I found that the tape at the neck of the Estilo Classic was indeed slightly abrasive, but the tape did not cause discomfort anywhere else (I don't wear a t-shirt or rash guard under my gi, so the tape was in direct contact with my torso, neck, wrists and ankles). Also, I've still got the vestiges of sunburn on my back and neck, so the skin was probably even more sensitive than normal. Finally, people tell me that scratchiness diminishes over time: I didn't notice it during the open mat sparring on Sunday, so clearly it wasn't that much of a distraction.

In terms of shrinkage, I measured the trousers from top to bottom and the outside of the collar to the cuff. Before washing, the trousers were just over 99cm/39 inches. After the first 40 degree celsius wash, that went down to 98cm/38.5 inches. After a second wash, there was another drop to 96cm/37.5 inches. There is plenty of knee padding, another good touch, securely attached. The seams are also solid, given that they're triple-stitched, with loads of reinforcement in the crotch area as well.

The sleeve started out at 74cm/29 inches. After the first 40 degree celsius wash, it dropped to 72cm/28 and a bit inches, which is where it stayed after a second wash. Partly due to that lack of shrinkage, I found the sleeves were a bit long for me, as you can see in the picture at the top of this review. The sleeves are tapered, ranking third thinnest in my sleeve comparison. The jacket in general wasn't a bad fit, so looks like it would work well for somebody with a similarly slim build. The collar is made of rubber, but held its shape at 40 degrees. Still, I would recommend avoiding higher temperatures, as otherwise it is liable to warp.

If you like plain gis but still want a bit of style, then the Estilo Classic may be up your street. I think I'm unusual in my tastes, so the lack of patches and embroidery – by normal standards at least – should have wide appeal even among more conservative BJJers. Judging by my experience, there isn't a lot of shrinkage in the arms, so pick your size carefully.

The construction looks to be excellent quality, so I would expect that if you drop the £85 on this gi, it should last you a long time (though naturally I can't say that for certain without a longer test). Available to buy from Tatami and I suspect it will be up on at some point too: keep an eye on their site.


  1. Nice review, I dont like my gi's too busy either. Im not a huge fan of the contrast stitched look that seems quite popular at the moment. Seems like a solid gi!

  2. Cheers! Yeah, I like my gis to be plain, practical and fairly priced, as per this. :)

  3. Slidey - The Estilo you've got is the legal shade of blue, it's the navy blue that's no longer legal (although that ruling only applies to black belts competing at the Worlds or Pan JJ - for everyone else it's fine).

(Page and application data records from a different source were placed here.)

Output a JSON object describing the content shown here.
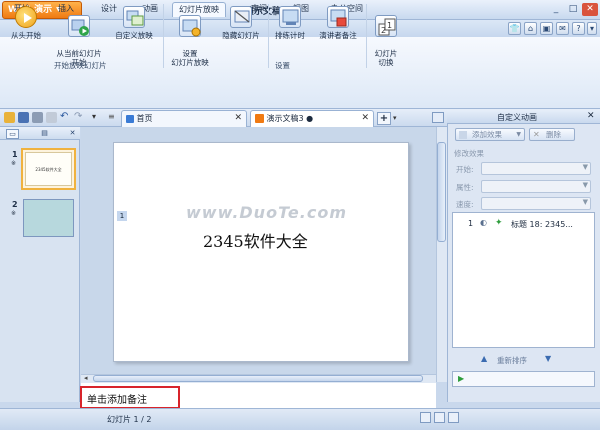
{
  "app": {
    "logo_text": "WPS 演示",
    "doc_title": "演示文稿3 ●"
  },
  "tabs": [
    "开始",
    "插入",
    "设计",
    "动画",
    "幻灯片放映",
    "审阅",
    "视图",
    "办公空间"
  ],
  "active_tab": "幻灯片放映",
  "ribbon": {
    "groups": [
      {
        "label": "开始放映幻灯片",
        "buttons": [
          {
            "id": "from-start",
            "label": "从头开始",
            "icon": "play-icon"
          },
          {
            "id": "from-current",
            "label": "从当前幻灯片\n开始",
            "icon": "play-from-current-icon"
          },
          {
            "id": "custom-show",
            "label": "自定义放映",
            "icon": "custom-show-icon"
          }
        ]
      },
      {
        "label": "设置",
        "buttons": [
          {
            "id": "setup-show",
            "label": "设置\n幻灯片放映",
            "icon": "setup-show-icon"
          },
          {
            "id": "hide-slide",
            "label": "隐藏幻灯片",
            "icon": "hide-slide-icon"
          },
          {
            "id": "rehearse",
            "label": "排练计时",
            "icon": "timer-icon"
          },
          {
            "id": "speaker-notes",
            "label": "演讲者备注",
            "icon": "notes-icon"
          }
        ]
      },
      {
        "label": "",
        "buttons": [
          {
            "id": "slide-switch",
            "label": "幻灯片\n切换",
            "icon": "slide-switch-icon"
          }
        ]
      }
    ]
  },
  "doc_tabs": [
    {
      "label": "首页",
      "closable": true
    },
    {
      "label": "演示文稿3 ●",
      "closable": true,
      "active": true
    }
  ],
  "slides": [
    {
      "number": "1",
      "thumb_text": "2345软件大全",
      "selected": true
    },
    {
      "number": "2",
      "thumb_text": "",
      "selected": false
    }
  ],
  "current_slide": {
    "marker": "1",
    "text": "2345软件大全"
  },
  "watermark": "www.DuoTe.com",
  "notes_placeholder": "单击添加备注",
  "right_pane": {
    "title": "自定义动画",
    "add_effect": "添加效果",
    "delete": "删除",
    "modify_label": "修改效果",
    "fields": [
      "开始:",
      "属性:",
      "速度:"
    ],
    "animation_items": [
      {
        "index": "1",
        "label": "标题 18: 2345..."
      }
    ],
    "reorder_label": "重新排序"
  },
  "status": {
    "slide_count": "幻灯片 1 / 2"
  },
  "colors": {
    "accent": "#f07a12",
    "highlight_box": "#d8242b",
    "chrome": "#c9d8ec"
  }
}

  4. Thanks James, that's what I thought: royal blue, right? Not an issue for me of course, seeing as even if I did compete again, I wouldn't want to pay IBJJF prices. ;)

  5. Nice review. I have the Tatami Zero G and the Zero G Midas (compliments of bjjhq as well). I do love the pants. They are the most comfortable gi pants I own. I find that the jackets run very slim. Not good for the ladies or stockier guys. Fenom has the best jacket fit for women. I do like the look of the Midas. Just enough bling but not too much.

  6. Thanks! I've toyed with the idea of getting a Fenom at some point in the future, even though I'm a guy. If I'm going to have a company logo on my gi, it's much better if it's a company which has an actual purpose I can wholeheartedly support. :)

  7. I thought your review was exceptional.

    I may not be quite as opposed to logo's on a gi as you, but at the same time, I don't want to stand out while training with the group I currently do.

    Your attention to detail left me with no questions regarding this gi and I ended up getting one because of this review.


  8. Thanks: glad to be of help. :)